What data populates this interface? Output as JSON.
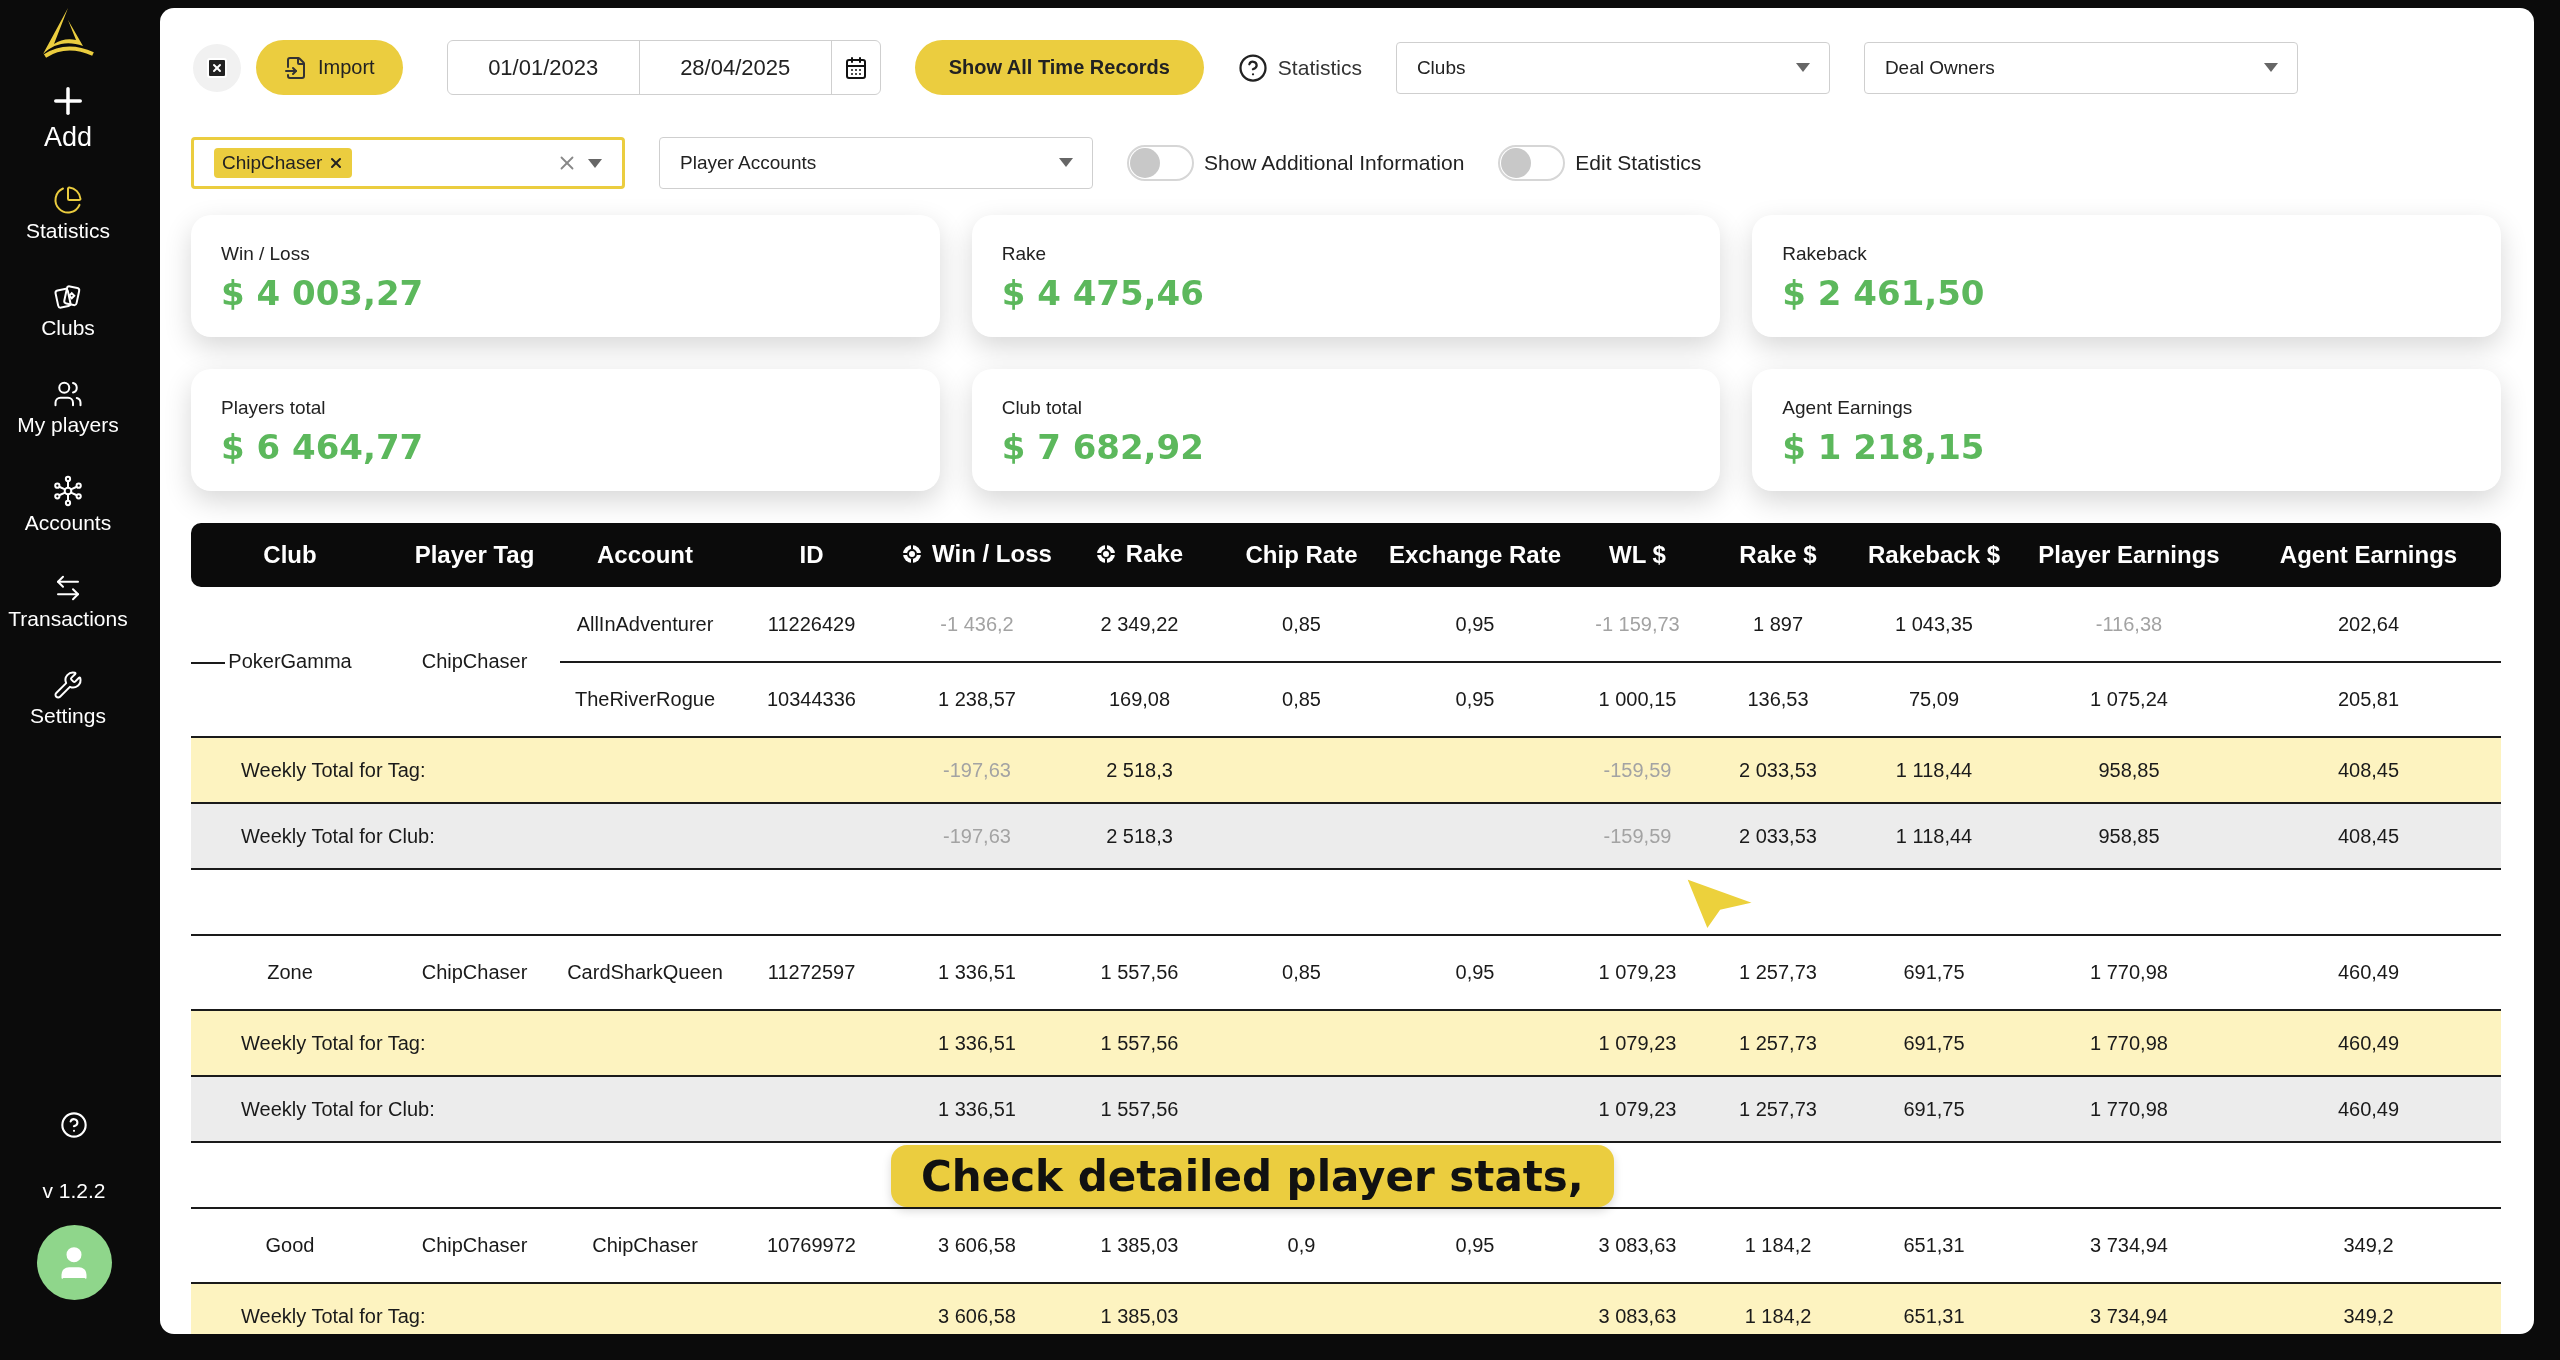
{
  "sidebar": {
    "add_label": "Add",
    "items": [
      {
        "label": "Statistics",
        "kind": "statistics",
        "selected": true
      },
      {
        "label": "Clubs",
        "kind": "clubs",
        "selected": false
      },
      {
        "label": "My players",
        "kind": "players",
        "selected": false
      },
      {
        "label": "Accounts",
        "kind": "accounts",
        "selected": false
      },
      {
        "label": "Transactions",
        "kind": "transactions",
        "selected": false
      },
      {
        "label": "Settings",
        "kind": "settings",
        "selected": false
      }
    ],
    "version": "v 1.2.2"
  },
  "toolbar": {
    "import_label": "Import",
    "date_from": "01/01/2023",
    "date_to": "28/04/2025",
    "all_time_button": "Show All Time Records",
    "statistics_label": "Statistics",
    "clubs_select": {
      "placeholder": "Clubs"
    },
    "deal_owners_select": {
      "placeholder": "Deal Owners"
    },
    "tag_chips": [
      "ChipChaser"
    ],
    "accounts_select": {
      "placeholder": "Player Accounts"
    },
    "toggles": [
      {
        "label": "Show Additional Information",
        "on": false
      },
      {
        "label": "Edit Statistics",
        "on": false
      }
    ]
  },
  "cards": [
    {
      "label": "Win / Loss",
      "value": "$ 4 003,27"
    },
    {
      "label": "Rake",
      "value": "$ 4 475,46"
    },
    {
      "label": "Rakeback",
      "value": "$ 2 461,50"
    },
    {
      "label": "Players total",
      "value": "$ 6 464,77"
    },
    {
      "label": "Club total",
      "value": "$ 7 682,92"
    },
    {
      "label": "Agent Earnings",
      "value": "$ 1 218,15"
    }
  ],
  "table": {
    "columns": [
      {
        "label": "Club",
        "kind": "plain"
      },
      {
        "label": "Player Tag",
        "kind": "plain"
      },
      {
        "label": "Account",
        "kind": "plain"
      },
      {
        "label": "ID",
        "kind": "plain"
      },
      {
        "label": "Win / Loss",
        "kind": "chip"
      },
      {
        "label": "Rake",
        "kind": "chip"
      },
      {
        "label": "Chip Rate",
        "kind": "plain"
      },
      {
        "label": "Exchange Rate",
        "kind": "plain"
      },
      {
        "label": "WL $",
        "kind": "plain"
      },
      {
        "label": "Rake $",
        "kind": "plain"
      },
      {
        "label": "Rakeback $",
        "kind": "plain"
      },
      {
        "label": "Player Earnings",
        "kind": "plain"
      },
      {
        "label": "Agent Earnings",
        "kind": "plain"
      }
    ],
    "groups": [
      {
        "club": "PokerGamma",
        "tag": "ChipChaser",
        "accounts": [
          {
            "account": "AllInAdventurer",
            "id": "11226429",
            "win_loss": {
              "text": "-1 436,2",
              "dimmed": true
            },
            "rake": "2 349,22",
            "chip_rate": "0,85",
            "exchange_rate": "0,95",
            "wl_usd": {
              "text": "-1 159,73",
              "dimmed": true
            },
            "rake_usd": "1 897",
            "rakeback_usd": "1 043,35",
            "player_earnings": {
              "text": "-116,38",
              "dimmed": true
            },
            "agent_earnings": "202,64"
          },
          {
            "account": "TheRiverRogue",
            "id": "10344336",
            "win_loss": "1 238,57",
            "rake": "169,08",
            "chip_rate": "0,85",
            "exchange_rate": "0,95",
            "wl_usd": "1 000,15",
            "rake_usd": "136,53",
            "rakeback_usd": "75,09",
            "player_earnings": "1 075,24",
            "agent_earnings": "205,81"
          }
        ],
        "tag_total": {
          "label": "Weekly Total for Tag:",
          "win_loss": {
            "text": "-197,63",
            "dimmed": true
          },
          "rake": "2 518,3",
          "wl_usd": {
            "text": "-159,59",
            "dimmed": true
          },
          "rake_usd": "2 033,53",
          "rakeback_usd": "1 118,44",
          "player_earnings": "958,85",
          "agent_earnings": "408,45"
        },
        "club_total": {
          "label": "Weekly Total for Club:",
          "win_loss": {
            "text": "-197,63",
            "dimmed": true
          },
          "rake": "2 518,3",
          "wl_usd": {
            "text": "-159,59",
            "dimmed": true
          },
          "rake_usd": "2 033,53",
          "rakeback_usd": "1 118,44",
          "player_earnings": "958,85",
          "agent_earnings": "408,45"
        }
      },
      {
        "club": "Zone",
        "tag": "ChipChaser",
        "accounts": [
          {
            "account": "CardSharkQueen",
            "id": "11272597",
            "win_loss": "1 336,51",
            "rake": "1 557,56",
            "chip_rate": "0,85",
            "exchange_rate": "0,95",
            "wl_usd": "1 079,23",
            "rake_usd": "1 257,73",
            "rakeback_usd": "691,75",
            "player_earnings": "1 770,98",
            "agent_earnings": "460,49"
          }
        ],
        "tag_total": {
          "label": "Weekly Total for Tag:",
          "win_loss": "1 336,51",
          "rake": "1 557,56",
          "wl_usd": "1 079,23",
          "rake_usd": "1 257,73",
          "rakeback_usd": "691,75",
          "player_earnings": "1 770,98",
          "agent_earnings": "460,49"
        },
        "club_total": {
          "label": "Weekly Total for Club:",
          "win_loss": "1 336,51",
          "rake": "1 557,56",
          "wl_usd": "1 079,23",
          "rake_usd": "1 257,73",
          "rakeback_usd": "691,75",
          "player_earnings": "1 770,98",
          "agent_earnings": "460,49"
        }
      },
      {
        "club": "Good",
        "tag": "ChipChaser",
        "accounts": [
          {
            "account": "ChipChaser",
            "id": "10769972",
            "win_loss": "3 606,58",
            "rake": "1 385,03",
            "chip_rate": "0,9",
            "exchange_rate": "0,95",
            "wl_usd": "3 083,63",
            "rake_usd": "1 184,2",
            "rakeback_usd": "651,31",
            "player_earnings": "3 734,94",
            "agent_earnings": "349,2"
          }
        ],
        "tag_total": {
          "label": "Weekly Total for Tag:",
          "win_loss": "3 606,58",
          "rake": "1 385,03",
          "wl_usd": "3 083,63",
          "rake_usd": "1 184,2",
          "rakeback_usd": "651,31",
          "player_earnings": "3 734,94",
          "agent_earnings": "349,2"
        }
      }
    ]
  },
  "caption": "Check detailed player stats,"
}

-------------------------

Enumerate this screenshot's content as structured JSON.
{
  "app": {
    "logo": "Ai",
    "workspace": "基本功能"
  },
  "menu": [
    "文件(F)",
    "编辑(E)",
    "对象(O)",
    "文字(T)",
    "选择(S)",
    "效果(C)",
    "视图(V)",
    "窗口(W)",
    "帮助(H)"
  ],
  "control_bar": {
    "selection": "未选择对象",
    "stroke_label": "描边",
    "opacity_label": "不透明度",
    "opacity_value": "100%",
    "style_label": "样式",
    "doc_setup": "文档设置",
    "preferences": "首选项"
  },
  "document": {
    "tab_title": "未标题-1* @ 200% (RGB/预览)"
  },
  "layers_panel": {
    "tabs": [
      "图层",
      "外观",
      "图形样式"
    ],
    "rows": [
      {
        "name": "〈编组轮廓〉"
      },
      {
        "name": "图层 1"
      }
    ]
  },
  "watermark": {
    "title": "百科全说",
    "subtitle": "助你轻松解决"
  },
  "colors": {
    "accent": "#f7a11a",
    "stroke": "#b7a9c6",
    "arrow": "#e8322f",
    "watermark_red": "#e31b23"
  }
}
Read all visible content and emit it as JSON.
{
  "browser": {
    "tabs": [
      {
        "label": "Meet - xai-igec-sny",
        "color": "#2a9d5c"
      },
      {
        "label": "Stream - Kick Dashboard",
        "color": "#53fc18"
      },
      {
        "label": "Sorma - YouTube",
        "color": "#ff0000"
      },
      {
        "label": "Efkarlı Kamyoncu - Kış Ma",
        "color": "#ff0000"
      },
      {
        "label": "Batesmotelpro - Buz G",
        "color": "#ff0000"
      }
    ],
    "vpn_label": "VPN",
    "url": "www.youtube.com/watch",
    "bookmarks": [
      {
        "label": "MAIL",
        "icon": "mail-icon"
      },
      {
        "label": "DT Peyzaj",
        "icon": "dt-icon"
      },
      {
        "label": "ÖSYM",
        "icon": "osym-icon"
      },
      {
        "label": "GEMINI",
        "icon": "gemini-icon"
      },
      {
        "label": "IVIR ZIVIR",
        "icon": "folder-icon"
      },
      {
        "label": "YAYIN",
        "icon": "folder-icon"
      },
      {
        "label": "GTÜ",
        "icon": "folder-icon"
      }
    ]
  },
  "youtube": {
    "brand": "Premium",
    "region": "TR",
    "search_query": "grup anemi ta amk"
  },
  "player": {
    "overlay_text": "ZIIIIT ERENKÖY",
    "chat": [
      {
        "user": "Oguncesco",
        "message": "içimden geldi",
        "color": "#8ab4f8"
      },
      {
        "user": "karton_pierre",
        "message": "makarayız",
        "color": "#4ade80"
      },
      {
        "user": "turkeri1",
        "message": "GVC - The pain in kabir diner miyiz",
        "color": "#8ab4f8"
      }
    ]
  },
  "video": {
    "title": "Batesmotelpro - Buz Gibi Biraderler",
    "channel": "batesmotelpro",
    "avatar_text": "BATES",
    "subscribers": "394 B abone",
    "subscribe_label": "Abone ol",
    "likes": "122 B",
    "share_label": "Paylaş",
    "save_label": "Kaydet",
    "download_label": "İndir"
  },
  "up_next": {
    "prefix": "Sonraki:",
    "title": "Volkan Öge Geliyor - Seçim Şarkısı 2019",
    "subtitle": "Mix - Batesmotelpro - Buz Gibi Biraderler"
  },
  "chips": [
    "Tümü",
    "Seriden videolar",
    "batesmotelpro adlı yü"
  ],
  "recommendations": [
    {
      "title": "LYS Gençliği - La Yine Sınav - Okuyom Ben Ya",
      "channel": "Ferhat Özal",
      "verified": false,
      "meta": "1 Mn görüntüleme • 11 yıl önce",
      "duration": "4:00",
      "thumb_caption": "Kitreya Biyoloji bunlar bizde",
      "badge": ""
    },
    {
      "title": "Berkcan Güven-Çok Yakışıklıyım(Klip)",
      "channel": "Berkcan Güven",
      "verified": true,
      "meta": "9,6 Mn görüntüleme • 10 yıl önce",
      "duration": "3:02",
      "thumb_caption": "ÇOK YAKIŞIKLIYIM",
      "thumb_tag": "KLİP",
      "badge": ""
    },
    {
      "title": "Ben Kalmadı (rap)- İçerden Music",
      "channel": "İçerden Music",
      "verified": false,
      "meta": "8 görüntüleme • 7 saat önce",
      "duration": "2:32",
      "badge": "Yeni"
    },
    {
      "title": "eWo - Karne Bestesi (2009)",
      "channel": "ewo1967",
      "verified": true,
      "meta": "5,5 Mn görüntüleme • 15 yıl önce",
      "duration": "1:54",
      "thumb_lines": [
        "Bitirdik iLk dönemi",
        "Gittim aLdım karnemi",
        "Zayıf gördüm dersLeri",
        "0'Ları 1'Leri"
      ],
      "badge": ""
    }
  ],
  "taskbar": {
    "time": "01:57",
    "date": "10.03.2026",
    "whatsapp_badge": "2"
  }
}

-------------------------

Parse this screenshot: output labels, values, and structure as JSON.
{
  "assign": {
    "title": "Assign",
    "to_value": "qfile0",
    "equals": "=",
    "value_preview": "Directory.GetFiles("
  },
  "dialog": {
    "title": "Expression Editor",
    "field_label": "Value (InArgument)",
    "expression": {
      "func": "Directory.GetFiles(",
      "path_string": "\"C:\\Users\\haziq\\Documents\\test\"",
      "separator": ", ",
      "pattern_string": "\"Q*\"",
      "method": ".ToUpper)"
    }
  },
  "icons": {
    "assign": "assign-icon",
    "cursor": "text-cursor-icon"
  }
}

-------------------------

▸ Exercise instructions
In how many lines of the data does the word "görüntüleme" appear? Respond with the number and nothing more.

▸ Task answer
4